**Work required:** Give every entry again, exactly as it stands.

**Listed records:**

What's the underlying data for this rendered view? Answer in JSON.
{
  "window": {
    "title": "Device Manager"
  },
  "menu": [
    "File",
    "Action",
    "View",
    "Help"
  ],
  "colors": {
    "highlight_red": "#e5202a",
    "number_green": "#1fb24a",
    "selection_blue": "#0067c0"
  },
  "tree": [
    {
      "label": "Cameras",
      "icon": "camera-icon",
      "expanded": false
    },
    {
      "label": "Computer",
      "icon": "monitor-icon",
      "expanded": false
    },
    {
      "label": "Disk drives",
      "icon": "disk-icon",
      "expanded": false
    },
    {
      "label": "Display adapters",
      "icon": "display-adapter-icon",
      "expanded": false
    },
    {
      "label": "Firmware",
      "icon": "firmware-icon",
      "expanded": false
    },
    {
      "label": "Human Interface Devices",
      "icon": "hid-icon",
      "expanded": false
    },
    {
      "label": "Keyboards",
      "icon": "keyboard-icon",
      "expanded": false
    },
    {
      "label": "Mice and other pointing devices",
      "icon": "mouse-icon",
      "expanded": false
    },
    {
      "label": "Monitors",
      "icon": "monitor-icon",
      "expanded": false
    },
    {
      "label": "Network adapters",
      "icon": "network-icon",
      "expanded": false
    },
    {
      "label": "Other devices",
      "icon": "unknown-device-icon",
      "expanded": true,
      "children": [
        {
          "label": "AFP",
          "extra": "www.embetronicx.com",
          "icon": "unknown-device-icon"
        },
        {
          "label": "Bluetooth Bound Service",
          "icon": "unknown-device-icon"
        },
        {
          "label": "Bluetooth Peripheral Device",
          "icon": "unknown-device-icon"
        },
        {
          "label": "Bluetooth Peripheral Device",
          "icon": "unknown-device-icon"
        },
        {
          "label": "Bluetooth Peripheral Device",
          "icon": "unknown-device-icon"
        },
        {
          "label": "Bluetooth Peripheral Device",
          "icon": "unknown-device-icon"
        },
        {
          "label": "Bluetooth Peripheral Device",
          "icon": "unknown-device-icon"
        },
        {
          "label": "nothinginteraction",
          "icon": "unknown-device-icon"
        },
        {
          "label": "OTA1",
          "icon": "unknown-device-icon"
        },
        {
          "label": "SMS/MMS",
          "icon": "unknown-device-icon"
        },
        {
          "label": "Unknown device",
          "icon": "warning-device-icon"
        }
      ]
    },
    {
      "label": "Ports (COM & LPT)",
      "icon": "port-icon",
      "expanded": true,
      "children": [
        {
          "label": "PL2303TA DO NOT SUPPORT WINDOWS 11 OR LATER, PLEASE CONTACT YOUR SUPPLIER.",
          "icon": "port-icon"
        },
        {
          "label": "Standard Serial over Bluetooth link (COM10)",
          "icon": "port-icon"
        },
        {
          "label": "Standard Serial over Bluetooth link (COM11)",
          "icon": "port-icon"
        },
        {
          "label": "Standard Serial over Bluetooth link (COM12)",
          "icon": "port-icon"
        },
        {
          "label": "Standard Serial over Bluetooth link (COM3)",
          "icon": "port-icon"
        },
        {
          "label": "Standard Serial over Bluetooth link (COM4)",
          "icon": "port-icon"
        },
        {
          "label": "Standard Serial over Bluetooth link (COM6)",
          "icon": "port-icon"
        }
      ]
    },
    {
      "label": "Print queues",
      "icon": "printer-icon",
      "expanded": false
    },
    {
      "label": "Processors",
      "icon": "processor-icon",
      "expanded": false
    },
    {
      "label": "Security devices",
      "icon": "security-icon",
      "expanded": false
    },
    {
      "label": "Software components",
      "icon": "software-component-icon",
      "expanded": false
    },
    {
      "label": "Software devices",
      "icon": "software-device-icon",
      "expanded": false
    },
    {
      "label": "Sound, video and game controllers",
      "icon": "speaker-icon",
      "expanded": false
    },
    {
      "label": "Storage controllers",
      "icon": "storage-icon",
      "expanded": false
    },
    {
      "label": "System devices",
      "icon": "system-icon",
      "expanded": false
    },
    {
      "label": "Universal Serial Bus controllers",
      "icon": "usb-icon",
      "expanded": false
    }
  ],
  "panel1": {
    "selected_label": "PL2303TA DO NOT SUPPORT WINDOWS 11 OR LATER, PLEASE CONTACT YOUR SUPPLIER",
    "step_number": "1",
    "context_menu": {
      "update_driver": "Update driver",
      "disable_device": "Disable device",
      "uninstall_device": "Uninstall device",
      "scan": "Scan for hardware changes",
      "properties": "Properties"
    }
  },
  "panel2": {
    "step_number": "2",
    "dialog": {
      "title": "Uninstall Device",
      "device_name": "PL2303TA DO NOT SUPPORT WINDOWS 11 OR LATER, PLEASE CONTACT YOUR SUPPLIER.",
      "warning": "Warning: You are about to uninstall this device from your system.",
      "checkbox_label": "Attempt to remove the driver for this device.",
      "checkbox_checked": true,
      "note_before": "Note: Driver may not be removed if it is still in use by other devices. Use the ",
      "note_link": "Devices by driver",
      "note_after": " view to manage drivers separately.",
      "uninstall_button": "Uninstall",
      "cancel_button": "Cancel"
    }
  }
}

**Answer box:**
What's the underlying data for this rendered view? Answer in JSON.
{
  "window": {
    "title": "Device Manager"
  },
  "menu": [
    "File",
    "Action",
    "View",
    "Help"
  ],
  "colors": {
    "highlight_red": "#e5202a",
    "number_green": "#1fb24a",
    "selection_blue": "#0067c0"
  },
  "tree": [
    {
      "label": "Cameras",
      "icon": "camera-icon",
      "expanded": false
    },
    {
      "label": "Computer",
      "icon": "monitor-icon",
      "expanded": false
    },
    {
      "label": "Disk drives",
      "icon": "disk-icon",
      "expanded": false
    },
    {
      "label": "Display adapters",
      "icon": "display-adapter-icon",
      "expanded": false
    },
    {
      "label": "Firmware",
      "icon": "firmware-icon",
      "expanded": false
    },
    {
      "label": "Human Interface Devices",
      "icon": "hid-icon",
      "expanded": false
    },
    {
      "label": "Keyboards",
      "icon": "keyboard-icon",
      "expanded": false
    },
    {
      "label": "Mice and other pointing devices",
      "icon": "mouse-icon",
      "expanded": false
    },
    {
      "label": "Monitors",
      "icon": "monitor-icon",
      "expanded": false
    },
    {
      "label": "Network adapters",
      "icon": "network-icon",
      "expanded": false
    },
    {
      "label": "Other devices",
      "icon": "unknown-device-icon",
      "expanded": true,
      "children": [
        {
          "label": "AFP",
          "extra": "www.embetronicx.com",
          "icon": "unknown-device-icon"
        },
        {
          "label": "Bluetooth Bound Service",
          "icon": "unknown-device-icon"
        },
        {
          "label": "Bluetooth Peripheral Device",
          "icon": "unknown-device-icon"
        },
        {
          "label": "Bluetooth Peripheral Device",
          "icon": "unknown-device-icon"
        },
        {
          "label": "Bluetooth Peripheral Device",
          "icon": "unknown-device-icon"
        },
        {
          "label": "Bluetooth Peripheral Device",
          "icon": "unknown-device-icon"
        },
        {
          "label": "Bluetooth Peripheral Device",
          "icon": "unknown-device-icon"
        },
        {
          "label": "nothinginteraction",
          "icon": "unknown-device-icon"
        },
        {
          "label": "OTA1",
          "icon": "unknown-device-icon"
        },
        {
          "label": "SMS/MMS",
          "icon": "unknown-device-icon"
        },
        {
          "label": "Unknown device",
          "icon": "warning-device-icon"
        }
      ]
    },
    {
      "label": "Ports (COM & LPT)",
      "icon": "port-icon",
      "expanded": true,
      "children": [
        {
          "label": "PL2303TA DO NOT SUPPORT WINDOWS 11 OR LATER, PLEASE CONTACT YOUR SUPPLIER.",
          "icon": "port-icon"
        },
        {
          "label": "Standard Serial over Bluetooth link (COM10)",
          "icon": "port-icon"
        },
        {
          "label": "Standard Serial over Bluetooth link (COM11)",
          "icon": "port-icon"
        },
        {
          "label": "Standard Serial over Bluetooth link (COM12)",
          "icon": "port-icon"
        },
        {
          "label": "Standard Serial over Bluetooth link (COM3)",
          "icon": "port-icon"
        },
        {
          "label": "Standard Serial over Bluetooth link (COM4)",
          "icon": "port-icon"
        },
        {
          "label": "Standard Serial over Bluetooth link (COM6)",
          "icon": "port-icon"
        }
      ]
    },
    {
      "label": "Print queues",
      "icon": "printer-icon",
      "expanded": false
    },
    {
      "label": "Processors",
      "icon": "processor-icon",
      "expanded": false
    },
    {
      "label": "Security devices",
      "icon": "security-icon",
      "expanded": false
    },
    {
      "label": "Software components",
      "icon": "software-component-icon",
      "expanded": false
    },
    {
      "label": "Software devices",
      "icon": "software-device-icon",
      "expanded": false
    },
    {
      "label": "Sound, video and game controllers",
      "icon": "speaker-icon",
      "expanded": false
    },
    {
      "label": "Storage controllers",
      "icon": "storage-icon",
      "expanded": false
    },
    {
      "label": "System devices",
      "icon": "system-icon",
      "expanded": false
    },
    {
      "label": "Universal Serial Bus controllers",
      "icon": "usb-icon",
      "expanded": false
    }
  ],
  "panel1": {
    "selected_label": "PL2303TA DO NOT SUPPORT WINDOWS 11 OR LATER, PLEASE CONTACT YOUR SUPPLIER",
    "step_number": "1",
    "context_menu": {
      "update_driver": "Update driver",
      "disable_device": "Disable device",
      "uninstall_device": "Uninstall device",
      "scan": "Scan for hardware changes",
      "properties": "Properties"
    }
  },
  "panel2": {
    "step_number": "2",
    "dialog": {
      "title": "Uninstall Device",
      "device_name": "PL2303TA DO NOT SUPPORT WINDOWS 11 OR LATER, PLEASE CONTACT YOUR SUPPLIER.",
      "warning": "Warning: You are about to uninstall this device from your system.",
      "checkbox_label": "Attempt to remove the driver for this device.",
      "checkbox_checked": true,
      "note_before": "Note: Driver may not be removed if it is still in use by other devices. Use the ",
      "note_link": "Devices by driver",
      "note_after": " view to manage drivers separately.",
      "uninstall_button": "Uninstall",
      "cancel_button": "Cancel"
    }
  }
}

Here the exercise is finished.